> **TASK PROMPT**:
Where the string "plan" occurs in a line of the data below, that line should be copied.

Items from a data source:
%%

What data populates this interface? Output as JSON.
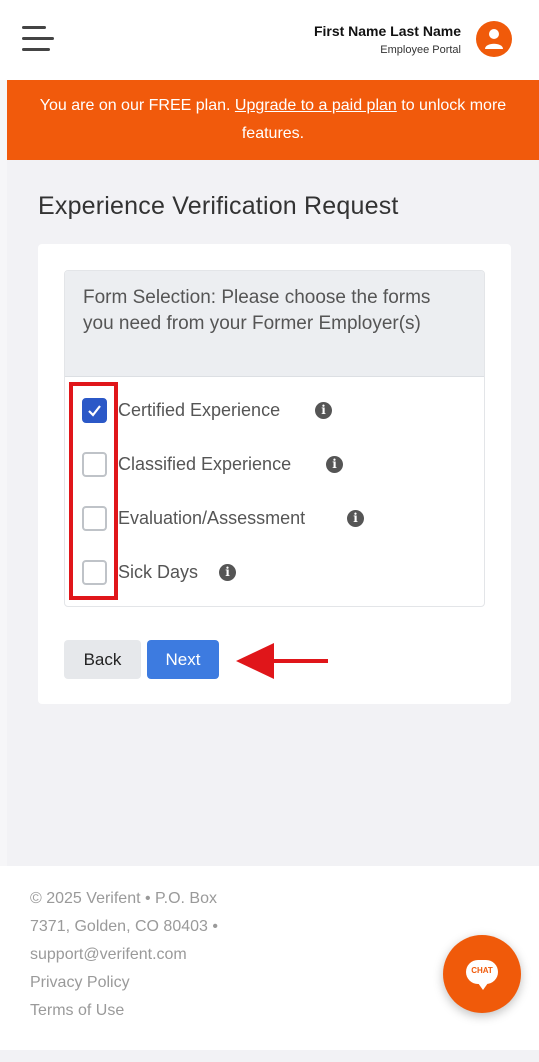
{
  "header": {
    "user_name": "First Name Last Name",
    "user_subtitle": "Employee Portal",
    "menu_icon": "hamburger-menu-icon",
    "avatar_icon": "user-icon"
  },
  "banner": {
    "text_before": "You are on our FREE plan. ",
    "link_text": "Upgrade to a paid plan",
    "text_after": " to unlock more features."
  },
  "page": {
    "title": "Experience Verification Request"
  },
  "form": {
    "heading": "Form Selection: Please choose the forms you need from your Former Employer(s)",
    "options": [
      {
        "label": "Certified Experience",
        "checked": true
      },
      {
        "label": "Classified Experience",
        "checked": false
      },
      {
        "label": "Evaluation/Assessment",
        "checked": false
      },
      {
        "label": "Sick Days",
        "checked": false
      }
    ],
    "info_icon": "info-icon"
  },
  "buttons": {
    "back": "Back",
    "next": "Next"
  },
  "footer": {
    "line1": "© 2025 Verifent • P.O. Box",
    "line2": "7371, Golden, CO 80403 •",
    "line3": "support@verifent.com",
    "privacy": "Privacy Policy",
    "terms": "Terms of Use"
  },
  "chat": {
    "label": "CHAT"
  },
  "colors": {
    "brand_orange": "#f15a0c",
    "primary_blue": "#3d7be0",
    "highlight_red": "#e0161a"
  }
}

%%

> **SOLUTION**:
    "text_before": "You are on our FREE plan. ",
    "link_text": "Upgrade to a paid plan",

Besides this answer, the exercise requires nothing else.